━━━ Dataset excerpts ━━━

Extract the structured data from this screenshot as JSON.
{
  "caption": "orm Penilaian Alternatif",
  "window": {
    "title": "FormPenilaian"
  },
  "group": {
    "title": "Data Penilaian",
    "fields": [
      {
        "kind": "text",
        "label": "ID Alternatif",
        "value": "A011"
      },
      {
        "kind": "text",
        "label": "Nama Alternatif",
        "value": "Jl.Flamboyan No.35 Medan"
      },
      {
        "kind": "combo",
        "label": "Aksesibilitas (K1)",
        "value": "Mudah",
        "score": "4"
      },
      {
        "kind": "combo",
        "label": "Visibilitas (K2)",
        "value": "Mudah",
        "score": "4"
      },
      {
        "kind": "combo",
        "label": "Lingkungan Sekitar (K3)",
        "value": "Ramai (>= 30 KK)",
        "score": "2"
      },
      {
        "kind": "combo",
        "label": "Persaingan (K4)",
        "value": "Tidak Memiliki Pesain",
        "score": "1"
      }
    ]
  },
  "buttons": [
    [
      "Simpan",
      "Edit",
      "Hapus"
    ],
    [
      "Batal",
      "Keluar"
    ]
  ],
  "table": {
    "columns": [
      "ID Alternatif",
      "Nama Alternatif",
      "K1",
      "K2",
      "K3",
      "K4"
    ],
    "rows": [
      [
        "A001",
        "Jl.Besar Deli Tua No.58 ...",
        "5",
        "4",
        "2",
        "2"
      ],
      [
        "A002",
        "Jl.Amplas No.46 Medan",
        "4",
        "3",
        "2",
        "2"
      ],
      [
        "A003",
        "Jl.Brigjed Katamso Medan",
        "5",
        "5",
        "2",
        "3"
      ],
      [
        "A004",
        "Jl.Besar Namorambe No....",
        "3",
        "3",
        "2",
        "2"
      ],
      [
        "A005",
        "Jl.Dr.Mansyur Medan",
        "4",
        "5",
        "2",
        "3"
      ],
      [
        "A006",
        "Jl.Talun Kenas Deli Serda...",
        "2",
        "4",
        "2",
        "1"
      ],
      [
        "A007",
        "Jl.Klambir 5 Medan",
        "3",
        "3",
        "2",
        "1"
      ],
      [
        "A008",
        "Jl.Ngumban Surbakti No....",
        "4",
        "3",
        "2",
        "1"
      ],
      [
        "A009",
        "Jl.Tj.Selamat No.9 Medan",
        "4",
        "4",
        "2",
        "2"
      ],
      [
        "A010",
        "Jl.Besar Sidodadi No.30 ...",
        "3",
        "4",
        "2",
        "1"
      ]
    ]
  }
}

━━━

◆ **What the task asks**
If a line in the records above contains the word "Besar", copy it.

◆ **Final answer**
        "Jl.Besar Deli Tua No.58 ...",
        "Jl.Besar Namorambe No....",
        "Jl.Besar Sidodadi No.30 ...",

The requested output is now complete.